“Continued expansion of sustainable energy is not just beneficial to the environment, it is an engine of American economic growth,” BCSE Rresident Lisa Jacobson explained. “In our seventh year of analysis, we found that energy efficiency, natural gas and renewable energy continue to be key economic drivers. At the same time, they contribute substantially to important efforts to reduce emissions and develop modern and resilient infrastructure.”

Regarding renewables, the report shows installations reached 19.5 gigawatts (GW) last year. Solar accounted for 11.6 GW, followed by wind at 7.5 GW. In 2018, the report shows hydro added 142 MW, biomass and waste-to-energy added 103 megawatts and geothermal added 53 MW. According to the report, policy support for these sectors has been shorter term and less consistent, in general, than for the wind and solar industries.

According to the report, the U.S. installed 51 MW of biomass and 32 MW of biogas projects in 2018. “Bioenergy build has tapered since 2013, when the production and investment tax credits, as well as the 1603 Treasury program, encouraged nearly 800 MW of new installations,” said the authors in the report.

The report indicates five new on-farm anaerobic digestion projects were added last year, with the total number of operational projects fairly flat since 2014 at approximately 250. The report also notes that 623 landfill gas energy projects were operational last year.

The report states BNEF tracked no major investments in new biomass plants last year. However, 12 new biogas plants representing approximately 22 MW of capacity did begin construction last year, representing $316 million in new investment.

The report does not include any growth in U.S. waste-to-energy development last year, but notes that the technology has seen significant growth in several other countries, including China, where capacity increased 300 percent to an estimated 4,100 MW in 2016, up from approximately 970 MW in 2009. In the U.K., supportive policies for waste-to-energy resulted in nine new facilities in 2016.

The report also addresses biomass feedstock prices, showing feedstock prices continued to dip in the South Atlantic and South Central regions of the U.S. last year. In the Pacific Northwest, prices plateaued at $17 per green ton.

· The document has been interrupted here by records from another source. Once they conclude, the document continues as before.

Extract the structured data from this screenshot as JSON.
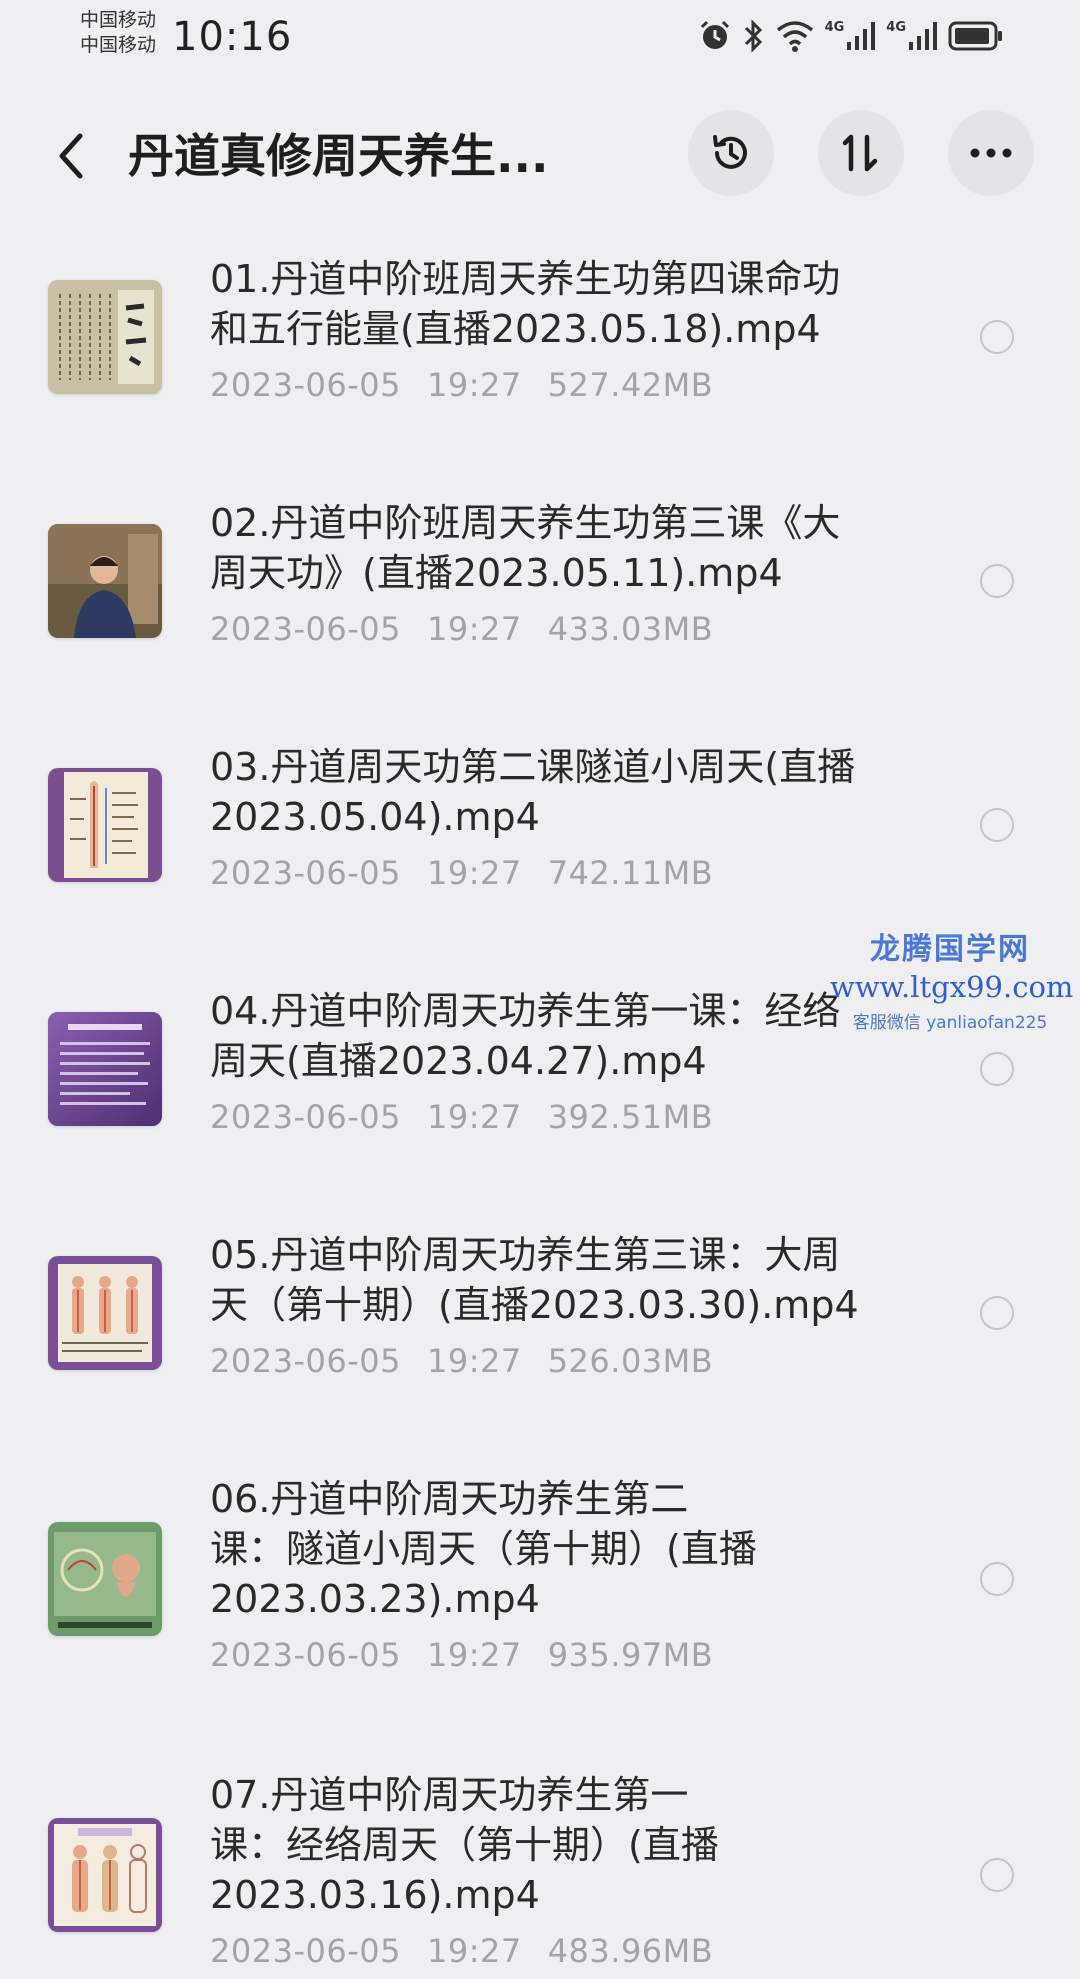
{
  "status_bar": {
    "carrier_1": "中国移动",
    "carrier_2": "中国移动",
    "time": "10:16",
    "icons": [
      "alarm-icon",
      "bluetooth-icon",
      "wifi-icon",
      "signal-4g-icon",
      "signal-4g-icon",
      "battery-icon"
    ],
    "network_label_1": "4G",
    "network_label_2": "4G"
  },
  "header": {
    "title": "丹道真修周天养生...",
    "actions": [
      "history-icon",
      "sort-icon",
      "more-icon"
    ]
  },
  "files": [
    {
      "name_line1": "01.丹道中阶班周天养生功第四课命功",
      "name_line2": "和五行能量(直播2023.05.18).mp4",
      "name_line3": "",
      "date": "2023-06-05",
      "time": "19:27",
      "size": "527.42MB",
      "thumb": "calligraphy-scroll"
    },
    {
      "name_line1": "02.丹道中阶班周天养生功第三课《大",
      "name_line2": "周天功》(直播2023.05.11).mp4",
      "name_line3": "",
      "date": "2023-06-05",
      "time": "19:27",
      "size": "433.03MB",
      "thumb": "presenter-video"
    },
    {
      "name_line1": "03.丹道周天功第二课隧道小周天(直播",
      "name_line2": "2023.05.04).mp4",
      "name_line3": "",
      "date": "2023-06-05",
      "time": "19:27",
      "size": "742.11MB",
      "thumb": "meridian-chart"
    },
    {
      "name_line1": "04.丹道中阶周天功养生第一课：经络",
      "name_line2": "周天(直播2023.04.27).mp4",
      "name_line3": "",
      "date": "2023-06-05",
      "time": "19:27",
      "size": "392.51MB",
      "thumb": "slide-text"
    },
    {
      "name_line1": "05.丹道中阶周天功养生第三课：大周",
      "name_line2": "天（第十期）(直播2023.03.30).mp4",
      "name_line3": "",
      "date": "2023-06-05",
      "time": "19:27",
      "size": "526.03MB",
      "thumb": "body-diagram"
    },
    {
      "name_line1": "06.丹道中阶周天功养生第二",
      "name_line2": "课：隧道小周天（第十期）(直播",
      "name_line3": "2023.03.23).mp4",
      "date": "2023-06-05",
      "time": "19:27",
      "size": "935.97MB",
      "thumb": "green-chart"
    },
    {
      "name_line1": "07.丹道中阶周天功养生第一",
      "name_line2": "课：经络周天（第十期）(直播",
      "name_line3": "2023.03.16).mp4",
      "date": "2023-06-05",
      "time": "19:27",
      "size": "483.96MB",
      "thumb": "anatomy-chart"
    }
  ],
  "watermark": {
    "title": "龙腾国学网",
    "url": "www.ltgx99.com",
    "contact": "客服微信 yanliaofan225"
  },
  "colors": {
    "background": "#efeff1",
    "text_primary": "#2a2a2a",
    "text_secondary": "#a3a3a8",
    "watermark": "#2d5fd2"
  }
}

In New England and New York, the report shows prices increased by less than 5 percent to $25.5 per green ton and $20.8 per green ton, respectively.

In the report, BNEF said it did not track any major investment into large biomass, biogas or waste-to-energy projects last year.

A full copy of the report can be downloaded from the BCSE website